The primary researcher and second researcher, both occupational therapists, analyzed the interview transcript independently. Both researchers identified common themes of factors influencing the teacher’s perspective. Categories from both researchers were compared and merged. Also, these categories were verified against the survey and participant observation data. Similar to findings of the interview analysis, survey participants acknowledged benefits of integrated therapies. Also, survey findings showed the teachers’ sense of control and availability of support influenced implementation of integrated therapies in classrooms. The importance of teachers’ sense of control is evident in one participant’s response, “…use of picture boards in my classroom have been the most difficult due to the class size and enormous amount of one to one each student requires…”

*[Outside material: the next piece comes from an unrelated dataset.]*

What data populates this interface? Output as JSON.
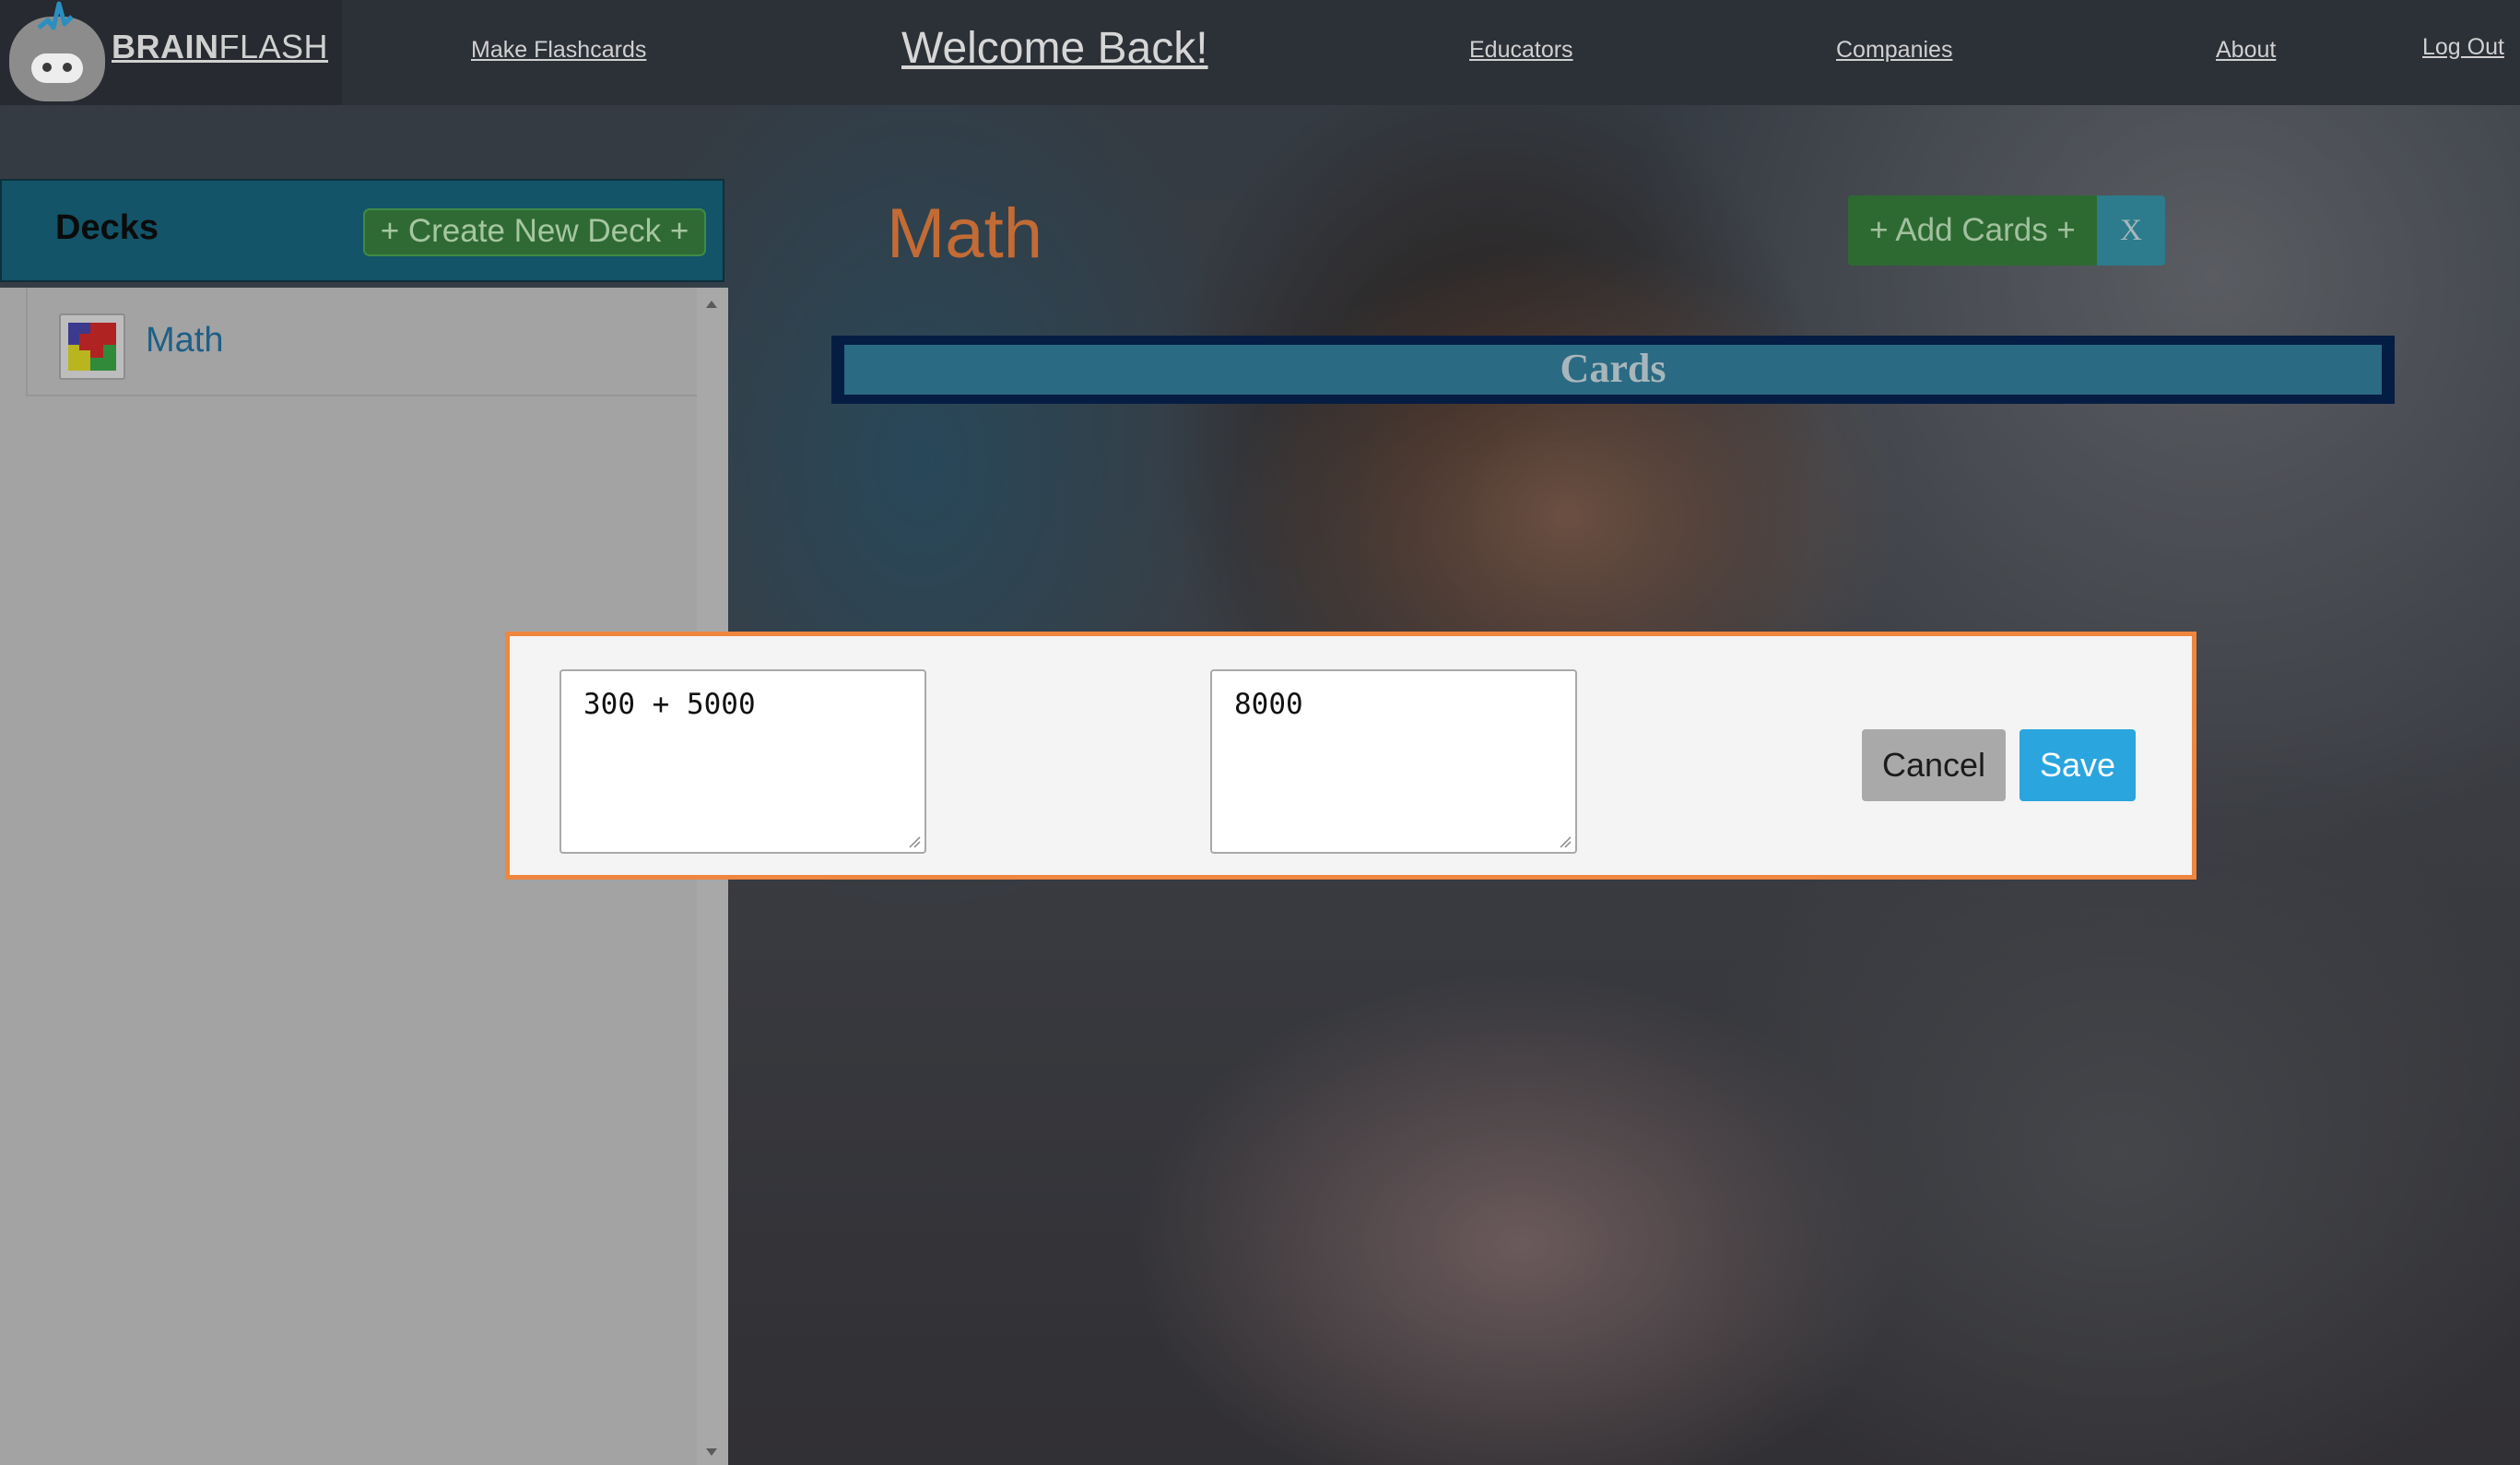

Similarly, during participant observation, one child was recommended to use a cushion as an integrated therapy. When the child carried this cushion with him without any reminder, the child had accepted this intervention. The cushion became an extension of the child. Similarly, teacher’s lack of reaction to the child waving his cushion during a classroom activity shows the child’s action did not affect teacher’s sense of control. As long teacher’s sense of control was intact, the intervention was not seen as a disruption or “cost” in a classroom.
The analysis revealed three themes, factors influencing…